- The Guardian
- Issue #2052
Maritime workers around Australia are hearing from the Union’s National Indigenous Officer, Thomas Mayo, at meetings around the country, about the union’s long-term support for justice, equality and representation for Australia’s First Peoples.
Thomas Mayo is an MUA officer, a wharfie, and an Aboriginal and Torres Strait Islander leader who for many years has played a significant, national leadership role in the constitutional recognition campaign.

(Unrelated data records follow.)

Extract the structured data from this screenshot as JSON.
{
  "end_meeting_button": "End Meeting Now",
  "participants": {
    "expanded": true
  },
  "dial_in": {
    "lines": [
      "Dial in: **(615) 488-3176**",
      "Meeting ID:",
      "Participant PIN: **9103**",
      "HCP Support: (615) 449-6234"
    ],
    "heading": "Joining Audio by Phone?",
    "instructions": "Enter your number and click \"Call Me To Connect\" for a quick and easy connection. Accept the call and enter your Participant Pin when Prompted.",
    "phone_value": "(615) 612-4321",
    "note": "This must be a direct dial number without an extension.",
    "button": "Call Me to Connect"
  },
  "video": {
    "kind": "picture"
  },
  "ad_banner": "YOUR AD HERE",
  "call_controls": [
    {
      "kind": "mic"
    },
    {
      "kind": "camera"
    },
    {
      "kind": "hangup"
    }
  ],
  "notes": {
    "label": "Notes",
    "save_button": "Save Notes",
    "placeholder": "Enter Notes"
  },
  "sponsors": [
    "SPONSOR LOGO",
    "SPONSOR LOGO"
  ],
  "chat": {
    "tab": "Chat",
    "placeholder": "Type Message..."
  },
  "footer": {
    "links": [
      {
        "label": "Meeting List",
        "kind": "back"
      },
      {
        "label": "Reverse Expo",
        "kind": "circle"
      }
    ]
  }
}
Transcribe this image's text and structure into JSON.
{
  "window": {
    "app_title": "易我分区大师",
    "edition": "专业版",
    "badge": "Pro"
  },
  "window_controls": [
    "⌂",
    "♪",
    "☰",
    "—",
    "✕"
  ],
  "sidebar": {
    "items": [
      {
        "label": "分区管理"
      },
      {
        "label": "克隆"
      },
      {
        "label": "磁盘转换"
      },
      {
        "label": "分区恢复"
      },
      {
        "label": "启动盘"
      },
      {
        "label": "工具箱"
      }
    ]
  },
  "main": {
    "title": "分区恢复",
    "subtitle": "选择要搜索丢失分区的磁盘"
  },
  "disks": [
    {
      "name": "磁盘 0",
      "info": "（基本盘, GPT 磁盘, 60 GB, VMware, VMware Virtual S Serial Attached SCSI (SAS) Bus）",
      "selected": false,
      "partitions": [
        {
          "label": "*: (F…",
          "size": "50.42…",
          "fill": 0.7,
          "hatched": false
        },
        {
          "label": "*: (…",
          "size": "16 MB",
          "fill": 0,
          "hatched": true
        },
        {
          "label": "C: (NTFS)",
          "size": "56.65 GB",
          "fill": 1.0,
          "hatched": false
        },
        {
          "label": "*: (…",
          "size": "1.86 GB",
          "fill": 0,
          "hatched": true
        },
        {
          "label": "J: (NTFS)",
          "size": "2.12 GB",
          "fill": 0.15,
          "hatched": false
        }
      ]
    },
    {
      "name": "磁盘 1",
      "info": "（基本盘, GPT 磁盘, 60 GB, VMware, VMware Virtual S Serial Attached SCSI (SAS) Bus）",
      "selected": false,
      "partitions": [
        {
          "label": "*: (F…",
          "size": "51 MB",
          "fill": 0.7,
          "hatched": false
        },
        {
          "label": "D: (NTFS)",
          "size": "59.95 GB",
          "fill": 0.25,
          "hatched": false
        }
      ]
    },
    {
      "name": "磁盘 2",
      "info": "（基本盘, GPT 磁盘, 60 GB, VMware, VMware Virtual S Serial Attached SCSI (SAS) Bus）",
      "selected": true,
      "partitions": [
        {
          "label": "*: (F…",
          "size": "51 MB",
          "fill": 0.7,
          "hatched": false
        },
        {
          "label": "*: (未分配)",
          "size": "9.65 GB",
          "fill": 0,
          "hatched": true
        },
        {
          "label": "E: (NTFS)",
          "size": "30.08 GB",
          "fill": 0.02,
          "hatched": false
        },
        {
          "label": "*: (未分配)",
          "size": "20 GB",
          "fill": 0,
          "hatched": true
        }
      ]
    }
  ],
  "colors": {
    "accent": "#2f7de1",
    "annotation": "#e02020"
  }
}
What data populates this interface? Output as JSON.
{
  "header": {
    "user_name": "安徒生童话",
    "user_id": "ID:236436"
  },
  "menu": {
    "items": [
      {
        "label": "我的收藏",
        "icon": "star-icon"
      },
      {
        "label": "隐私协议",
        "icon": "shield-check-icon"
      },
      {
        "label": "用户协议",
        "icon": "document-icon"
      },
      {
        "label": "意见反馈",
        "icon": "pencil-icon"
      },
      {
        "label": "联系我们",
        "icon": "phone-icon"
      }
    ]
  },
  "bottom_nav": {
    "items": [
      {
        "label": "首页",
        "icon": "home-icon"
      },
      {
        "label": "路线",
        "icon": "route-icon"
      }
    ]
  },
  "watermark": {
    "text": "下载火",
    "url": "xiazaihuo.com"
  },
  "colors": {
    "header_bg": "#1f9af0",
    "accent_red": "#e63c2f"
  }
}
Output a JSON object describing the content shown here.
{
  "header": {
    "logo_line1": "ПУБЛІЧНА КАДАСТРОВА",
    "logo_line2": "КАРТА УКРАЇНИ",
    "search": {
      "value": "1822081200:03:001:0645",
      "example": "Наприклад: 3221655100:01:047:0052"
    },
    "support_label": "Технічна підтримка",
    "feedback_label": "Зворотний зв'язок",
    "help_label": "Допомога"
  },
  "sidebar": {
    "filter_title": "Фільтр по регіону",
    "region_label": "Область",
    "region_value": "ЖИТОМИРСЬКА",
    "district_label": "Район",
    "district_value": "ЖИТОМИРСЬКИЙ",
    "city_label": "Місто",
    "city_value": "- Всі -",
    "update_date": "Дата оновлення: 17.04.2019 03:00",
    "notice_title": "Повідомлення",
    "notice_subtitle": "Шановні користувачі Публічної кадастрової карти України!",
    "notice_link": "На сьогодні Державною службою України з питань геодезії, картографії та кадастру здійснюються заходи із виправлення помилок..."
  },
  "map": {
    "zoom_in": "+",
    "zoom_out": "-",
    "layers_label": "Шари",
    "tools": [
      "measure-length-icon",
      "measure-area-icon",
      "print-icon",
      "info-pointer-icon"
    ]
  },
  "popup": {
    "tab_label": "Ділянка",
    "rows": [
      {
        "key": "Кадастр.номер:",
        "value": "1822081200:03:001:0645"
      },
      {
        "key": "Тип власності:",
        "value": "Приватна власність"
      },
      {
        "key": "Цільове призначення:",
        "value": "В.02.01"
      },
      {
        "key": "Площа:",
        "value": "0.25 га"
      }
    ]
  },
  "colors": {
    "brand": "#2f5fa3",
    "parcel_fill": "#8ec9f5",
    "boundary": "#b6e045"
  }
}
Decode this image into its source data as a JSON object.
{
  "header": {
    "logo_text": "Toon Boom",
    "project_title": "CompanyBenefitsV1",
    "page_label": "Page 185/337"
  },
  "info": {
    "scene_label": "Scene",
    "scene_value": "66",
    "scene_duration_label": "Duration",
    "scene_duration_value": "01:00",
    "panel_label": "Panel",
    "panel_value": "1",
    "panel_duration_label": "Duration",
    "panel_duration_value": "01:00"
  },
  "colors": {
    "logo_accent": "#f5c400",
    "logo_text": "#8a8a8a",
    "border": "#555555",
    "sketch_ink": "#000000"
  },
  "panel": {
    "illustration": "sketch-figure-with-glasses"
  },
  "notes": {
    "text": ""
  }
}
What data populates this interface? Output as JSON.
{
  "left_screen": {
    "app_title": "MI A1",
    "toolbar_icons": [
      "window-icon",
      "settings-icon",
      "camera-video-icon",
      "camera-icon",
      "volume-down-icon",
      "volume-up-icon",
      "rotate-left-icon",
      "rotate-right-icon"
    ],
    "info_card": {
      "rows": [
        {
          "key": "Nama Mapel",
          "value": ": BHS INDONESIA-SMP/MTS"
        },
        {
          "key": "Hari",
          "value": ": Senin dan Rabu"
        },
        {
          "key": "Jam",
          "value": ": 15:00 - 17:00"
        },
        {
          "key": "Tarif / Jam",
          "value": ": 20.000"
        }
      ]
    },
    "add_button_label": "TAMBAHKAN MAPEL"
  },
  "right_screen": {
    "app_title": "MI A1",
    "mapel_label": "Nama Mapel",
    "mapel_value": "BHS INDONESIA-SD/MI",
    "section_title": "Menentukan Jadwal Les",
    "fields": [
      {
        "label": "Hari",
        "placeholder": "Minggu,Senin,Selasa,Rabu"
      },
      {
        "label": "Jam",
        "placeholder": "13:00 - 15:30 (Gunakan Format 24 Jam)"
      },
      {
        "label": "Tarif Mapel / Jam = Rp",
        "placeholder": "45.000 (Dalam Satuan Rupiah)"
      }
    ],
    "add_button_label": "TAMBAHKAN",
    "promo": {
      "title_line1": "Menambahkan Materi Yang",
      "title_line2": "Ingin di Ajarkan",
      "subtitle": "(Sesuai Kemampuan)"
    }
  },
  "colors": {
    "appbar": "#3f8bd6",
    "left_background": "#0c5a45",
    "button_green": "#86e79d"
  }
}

He is a signatory to the Uluru Statement from the Heart and the author of the bestselling book, Finding the Heart of the Nation, which shares the long history of the MUA’s solidarity with indigenous peoples, with the authorship royalties being returned to the Union and the campaign for constitutional recognition.
Thomas’s presentations to MUA members are an opportunity for maritime workers to hear from one of their own about the ways a Voice to Parliament will align with their collective union values.
To break down barriers between different groups of people, Mayo, who is MUA Indigenous Officer and a signatory to the Uluru Statement, often explains the principle of the Voice through the language of trade unionism. “In order to make an agreement, first you need a voice. Workers shouldn’t sign an agreement with an employer without being consulted, but for consultation first you need a structure and a mechanism for people to be properly and legitimately heard. That’s the Voice to Parliament,” he said.
To build support and consensus within the Maritime Union’s rank and file, Mr Mayo has been travelling to worksites and branches around the country to address the membership at meetings on the aims and principles of the Voice, as well as answer any questions they have.
“Like all of the major social justice reforms throughout history, the MUA rank and file is supporting the Voice campaign because as unionists we approach these questions from that position of solidarity and camaraderie which underpins everything we do,” Mr Mayo said.
“The Maritime Union of Australia has a long and proud history of working alongside and in solidarity with Aboriginal and Torres Strait Islanders to advance their interests, pursue equality and fight to reverse the injustices of colonisation. The obvious and logical next step is to support the grassroots, nationwide campaign by Australian First Nations people to deliver Constitutional recognition and deliver a Voice to Parliament that can advise the government of the day on legislative matters that affect them,” said David Ball, Deputy Branch Secretary of the MUA’s Victorian Branch.